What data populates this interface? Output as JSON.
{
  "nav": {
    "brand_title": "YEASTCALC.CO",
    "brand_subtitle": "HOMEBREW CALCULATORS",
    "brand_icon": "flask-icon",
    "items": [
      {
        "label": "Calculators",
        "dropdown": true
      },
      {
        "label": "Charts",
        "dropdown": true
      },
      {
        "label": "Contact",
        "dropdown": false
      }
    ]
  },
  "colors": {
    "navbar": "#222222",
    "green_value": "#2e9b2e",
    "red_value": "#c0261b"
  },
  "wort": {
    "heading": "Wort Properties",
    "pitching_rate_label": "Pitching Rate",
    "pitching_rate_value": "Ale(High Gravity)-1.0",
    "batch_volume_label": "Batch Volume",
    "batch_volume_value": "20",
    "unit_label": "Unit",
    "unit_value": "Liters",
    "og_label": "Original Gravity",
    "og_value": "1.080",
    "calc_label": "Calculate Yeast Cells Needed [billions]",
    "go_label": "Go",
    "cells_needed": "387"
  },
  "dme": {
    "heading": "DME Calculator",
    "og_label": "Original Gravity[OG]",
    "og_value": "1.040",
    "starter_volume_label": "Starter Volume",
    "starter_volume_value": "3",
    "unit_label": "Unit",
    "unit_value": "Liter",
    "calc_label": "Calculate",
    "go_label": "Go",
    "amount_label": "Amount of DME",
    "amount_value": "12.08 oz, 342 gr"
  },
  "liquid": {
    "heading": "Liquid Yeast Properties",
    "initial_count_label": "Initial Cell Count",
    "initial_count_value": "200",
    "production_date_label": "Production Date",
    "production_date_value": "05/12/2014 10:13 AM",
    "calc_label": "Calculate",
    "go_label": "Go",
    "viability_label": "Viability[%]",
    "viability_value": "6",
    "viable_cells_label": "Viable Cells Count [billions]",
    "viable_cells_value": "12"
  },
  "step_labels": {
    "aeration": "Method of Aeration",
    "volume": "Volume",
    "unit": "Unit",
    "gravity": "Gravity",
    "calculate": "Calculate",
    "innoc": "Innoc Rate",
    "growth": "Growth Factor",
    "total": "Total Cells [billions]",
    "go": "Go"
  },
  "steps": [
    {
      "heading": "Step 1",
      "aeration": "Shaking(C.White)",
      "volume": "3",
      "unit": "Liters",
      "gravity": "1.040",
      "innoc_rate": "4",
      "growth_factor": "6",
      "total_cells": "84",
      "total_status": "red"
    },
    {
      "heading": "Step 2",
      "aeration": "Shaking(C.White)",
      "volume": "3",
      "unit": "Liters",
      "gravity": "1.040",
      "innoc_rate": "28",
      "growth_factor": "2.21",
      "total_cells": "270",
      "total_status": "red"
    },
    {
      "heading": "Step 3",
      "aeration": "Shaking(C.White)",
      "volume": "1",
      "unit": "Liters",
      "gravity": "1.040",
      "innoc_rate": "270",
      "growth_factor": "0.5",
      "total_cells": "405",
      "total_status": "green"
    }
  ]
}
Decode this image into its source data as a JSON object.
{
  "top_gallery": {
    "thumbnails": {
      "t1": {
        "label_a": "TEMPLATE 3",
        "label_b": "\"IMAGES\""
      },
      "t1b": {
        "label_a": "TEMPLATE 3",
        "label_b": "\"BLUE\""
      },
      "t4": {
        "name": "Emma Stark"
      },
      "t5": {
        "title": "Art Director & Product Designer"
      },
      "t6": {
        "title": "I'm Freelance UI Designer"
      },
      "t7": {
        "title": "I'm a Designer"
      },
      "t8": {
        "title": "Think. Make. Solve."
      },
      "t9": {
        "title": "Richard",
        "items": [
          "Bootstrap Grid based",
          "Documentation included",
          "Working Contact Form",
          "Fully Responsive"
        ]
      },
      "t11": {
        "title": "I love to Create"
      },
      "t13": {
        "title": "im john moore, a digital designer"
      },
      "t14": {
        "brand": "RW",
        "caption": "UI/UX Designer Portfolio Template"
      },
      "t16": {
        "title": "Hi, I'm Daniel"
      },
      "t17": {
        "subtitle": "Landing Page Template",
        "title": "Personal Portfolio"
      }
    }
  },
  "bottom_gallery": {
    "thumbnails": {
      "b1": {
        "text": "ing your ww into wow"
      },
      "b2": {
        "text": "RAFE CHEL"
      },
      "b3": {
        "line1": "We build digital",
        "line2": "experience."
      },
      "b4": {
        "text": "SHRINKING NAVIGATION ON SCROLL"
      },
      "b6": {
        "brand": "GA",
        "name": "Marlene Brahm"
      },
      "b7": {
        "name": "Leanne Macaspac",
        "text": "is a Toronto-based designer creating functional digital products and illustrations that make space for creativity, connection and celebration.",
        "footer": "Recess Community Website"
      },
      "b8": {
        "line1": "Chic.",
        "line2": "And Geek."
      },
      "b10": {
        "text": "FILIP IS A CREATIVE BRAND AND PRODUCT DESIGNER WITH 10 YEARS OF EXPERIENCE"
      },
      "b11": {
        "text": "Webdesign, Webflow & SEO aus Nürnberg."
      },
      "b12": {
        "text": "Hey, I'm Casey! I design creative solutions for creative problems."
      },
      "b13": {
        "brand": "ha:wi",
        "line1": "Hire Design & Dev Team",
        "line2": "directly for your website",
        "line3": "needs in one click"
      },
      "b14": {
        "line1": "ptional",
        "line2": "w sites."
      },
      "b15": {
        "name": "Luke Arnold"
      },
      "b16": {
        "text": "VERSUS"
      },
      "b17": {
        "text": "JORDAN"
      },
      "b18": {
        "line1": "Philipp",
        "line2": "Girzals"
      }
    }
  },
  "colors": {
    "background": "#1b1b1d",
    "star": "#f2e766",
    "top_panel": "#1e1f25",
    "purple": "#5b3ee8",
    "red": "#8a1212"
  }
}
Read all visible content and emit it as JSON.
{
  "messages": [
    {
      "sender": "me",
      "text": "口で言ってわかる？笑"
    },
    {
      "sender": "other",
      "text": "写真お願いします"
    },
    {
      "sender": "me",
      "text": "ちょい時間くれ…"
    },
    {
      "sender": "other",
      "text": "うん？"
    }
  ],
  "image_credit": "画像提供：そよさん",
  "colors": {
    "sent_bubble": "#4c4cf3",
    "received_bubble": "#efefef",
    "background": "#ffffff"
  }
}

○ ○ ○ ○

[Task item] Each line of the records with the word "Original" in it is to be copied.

[The completed task]
    "og_label": "Original Gravity",
    "og_label": "Original Gravity[OG]",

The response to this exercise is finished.